“If You Can’t Say Something Nice…”


Say nice - 3 Monkeys

By Hayley Doyle


In the words of a little rabbit by the name of Thumper, “If you can’t say something nice, don’t say nothing at all." The classic Disney film Bambi was sure to make us all weep, but this cute and fluffy character definitely had some wisdom.

And yet, here we are, in 2022, surrounded by hate speech. Twitter has a lot to answer for, and well, social media in general. Everybody’s voice is amplified via the power of text, making it possible to hide behind a digital mask and say whatever you want without being punched in the face. Then, world famous celebrities use their status to promote hate speech further (cheers, Kanye) and it feels like the world is taking one step forward and running a mile backwards.

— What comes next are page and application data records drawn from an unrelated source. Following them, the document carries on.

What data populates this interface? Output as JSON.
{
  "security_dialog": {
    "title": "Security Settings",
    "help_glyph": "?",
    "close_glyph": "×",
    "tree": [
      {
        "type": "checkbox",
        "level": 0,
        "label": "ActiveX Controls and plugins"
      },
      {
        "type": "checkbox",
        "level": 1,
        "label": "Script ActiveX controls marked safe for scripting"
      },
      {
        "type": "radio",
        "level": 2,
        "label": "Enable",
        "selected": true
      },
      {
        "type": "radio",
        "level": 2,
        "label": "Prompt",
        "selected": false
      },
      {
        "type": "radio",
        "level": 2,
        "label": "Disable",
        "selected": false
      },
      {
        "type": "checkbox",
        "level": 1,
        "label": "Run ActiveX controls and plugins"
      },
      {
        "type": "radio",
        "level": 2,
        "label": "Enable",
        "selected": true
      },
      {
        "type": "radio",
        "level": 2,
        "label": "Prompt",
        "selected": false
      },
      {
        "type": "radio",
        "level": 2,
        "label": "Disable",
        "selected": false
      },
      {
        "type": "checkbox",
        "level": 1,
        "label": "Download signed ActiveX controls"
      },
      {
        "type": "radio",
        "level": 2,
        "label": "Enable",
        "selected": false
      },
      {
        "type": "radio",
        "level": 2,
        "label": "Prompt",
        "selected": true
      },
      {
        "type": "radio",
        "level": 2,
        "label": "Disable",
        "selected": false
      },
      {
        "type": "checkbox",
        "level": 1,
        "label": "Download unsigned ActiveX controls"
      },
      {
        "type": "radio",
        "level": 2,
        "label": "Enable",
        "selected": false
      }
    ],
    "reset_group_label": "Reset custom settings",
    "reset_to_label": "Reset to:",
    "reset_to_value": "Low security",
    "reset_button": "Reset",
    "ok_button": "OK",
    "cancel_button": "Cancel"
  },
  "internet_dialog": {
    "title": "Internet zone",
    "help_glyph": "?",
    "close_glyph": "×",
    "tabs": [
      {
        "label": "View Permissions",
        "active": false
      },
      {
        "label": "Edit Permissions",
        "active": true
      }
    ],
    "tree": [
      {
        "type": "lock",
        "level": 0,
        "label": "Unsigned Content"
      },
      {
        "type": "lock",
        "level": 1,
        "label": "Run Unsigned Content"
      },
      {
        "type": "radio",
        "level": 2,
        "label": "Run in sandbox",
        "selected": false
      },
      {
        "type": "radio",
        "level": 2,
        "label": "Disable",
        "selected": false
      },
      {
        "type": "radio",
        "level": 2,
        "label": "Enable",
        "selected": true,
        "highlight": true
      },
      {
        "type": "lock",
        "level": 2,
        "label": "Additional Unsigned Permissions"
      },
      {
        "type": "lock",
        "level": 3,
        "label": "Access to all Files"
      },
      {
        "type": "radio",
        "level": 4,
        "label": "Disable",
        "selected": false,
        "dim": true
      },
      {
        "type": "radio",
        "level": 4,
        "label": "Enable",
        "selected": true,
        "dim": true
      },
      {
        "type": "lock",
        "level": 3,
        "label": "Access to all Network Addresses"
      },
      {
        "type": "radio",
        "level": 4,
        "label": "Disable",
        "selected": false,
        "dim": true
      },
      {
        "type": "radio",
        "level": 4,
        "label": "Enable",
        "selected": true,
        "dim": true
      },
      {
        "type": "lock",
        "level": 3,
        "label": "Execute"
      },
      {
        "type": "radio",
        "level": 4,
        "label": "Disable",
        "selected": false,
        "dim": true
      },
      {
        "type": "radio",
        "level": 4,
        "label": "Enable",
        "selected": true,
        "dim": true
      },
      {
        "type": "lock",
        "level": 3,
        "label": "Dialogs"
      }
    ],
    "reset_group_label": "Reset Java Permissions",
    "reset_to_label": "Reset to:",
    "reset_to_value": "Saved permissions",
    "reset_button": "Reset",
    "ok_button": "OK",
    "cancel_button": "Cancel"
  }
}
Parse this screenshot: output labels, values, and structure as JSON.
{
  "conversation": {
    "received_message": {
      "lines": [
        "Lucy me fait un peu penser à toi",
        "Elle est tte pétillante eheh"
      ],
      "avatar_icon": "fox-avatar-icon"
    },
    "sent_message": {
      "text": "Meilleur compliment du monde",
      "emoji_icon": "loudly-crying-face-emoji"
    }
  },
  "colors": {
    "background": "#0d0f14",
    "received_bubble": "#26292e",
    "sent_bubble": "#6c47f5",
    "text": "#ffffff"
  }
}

When we were little, we were taught to be resilient with sayings such as, “sticks and stones may break my bones, but words will never hurt me.” This, we know now, to be inaccurate. Words are powerful and can cause longterm harm to an individual or a group. You can never take back thoughtless words that you are very likely to regret later. They’re there forever, whether in print or imprinted in your memory.


As a kid, I used to compete in regional dance festivals. Often, we’d be up against the same dancing schools so became familiar with other kids, parents, and teachers. Once, when a ten-year-old girl skipped onto the stage to begin her tap solo, I overheard one mother say to another, “I can’t stand this kid’s face.” Now, there might have been a certain context behind this comment, for example, what if this kid had been a bully? What if this was a private in-joke? What if I’d somehow (unlikely) misheard? The thing is, I remember that woman, her clear voice, her self-righteous stance. It’s never left me.


Even if you aim to surround yourself with well-meaning people, there’s always that friend, isn’t there? You know the one. Always passing subtle judgement on what you do, what you eat, how you parent, how you let loose. They say, “I’m just being honest,” like that makes it okay. But if their comments are causing you to feel uneasy, then it's best they keep their feelings to themselves, or better still, figure out a more supportive way to communicate.


So should we walk around tense with fake positivity all the time? Shielding our honesty? Pretending life is hunky-dory when it’s crumbling around us? Not at all. You can still be true to yourself without using words that hurt others. Don’t shut down. Repressing your - very valid - feelings is definitely not the answer. But you don’t need a microphone for your inner thoughts to be expressed. There are ways to tackle negative energy that you can instill into your everyday life.


To start, simply…Pause

Online or offline, it would really make a difference if we acted responsibly in putting stop to the spread of hate and misinformation. The United Nations even have a #PledgetoPause campaign, stressing the importance of taking a moment to pause before you share content online. Whether you’re forwarding a message, retweeting a story or watching a video in your feed, the things we share online can spread like wildfire and a small share can have big consequences. The same goes for words, too. Once they’re out in the open, you can’t take them back. Just pause before you spill some negativity. Breathe. Now, is it worth saying it?


Listen More, Interrupt Less

It’s a skill, listening. The more we practise listening, the more we learn. Don’t just talk about yourself. In conversation, ask yourself, are you still actually listening to what the other person is saying? Or are you cooking up a clever - and perhaps self-serving - comment? Instead, why not think of something to say that will be helpful or supportive. If you were on the opposite end of this chat, what would you want to hear?


Call It Out

If you don’t agree with the content of somebody’s statement, and it’s targeting yourself or others, don’t be afraid to say. Do not remain silent. The key is to calmly speak up, taking a strong step towards shutting down the bad vibes. Check the facts and if you can, provide reliable sources to back up your argument. It’s important for hate not to be the dominant narrative in a conversation, in real life or on the net. Why not counteract any nastiness by spreading positive messages about tolerance, equality and truth?


Negative words = Negative Life

I get it. We all need to have a good old rant now and again. It can be liberating to complain and moan with your mates, especially when they’re on the same page and had an equally horrid experience. Solidarity! But after many negative words have been expressed, revisit your thought process. Did this make you feel better? Especially if the negativity was one-sided, ie. coming from you. Or did it just create even more negativity? Try to remove words such as "awful" and "hate" from your day-to-day vocabulary. Think before you post. If your sentence is going to spread bad energy, should you post it? Or will this only make the situation worse? Sending out positive vibes is always met with some form of love, so beware, the same can be true of the opposite.


Value Your Time (and your words)

Your time is utterly precious. Do you really want to spend it typing viciously away, adding fuel to the fire? Are you going to engage in toxic chit-chat when you get the opportunity to hang out with friends or acquaintances? What does it say about you if you waste your time spreading hate? Those with a positive energy just don’t have the time to indulge in hurtful words. And remember, you may regret words that go unsaid, but you’ll regret the words that hurt somebody else even more.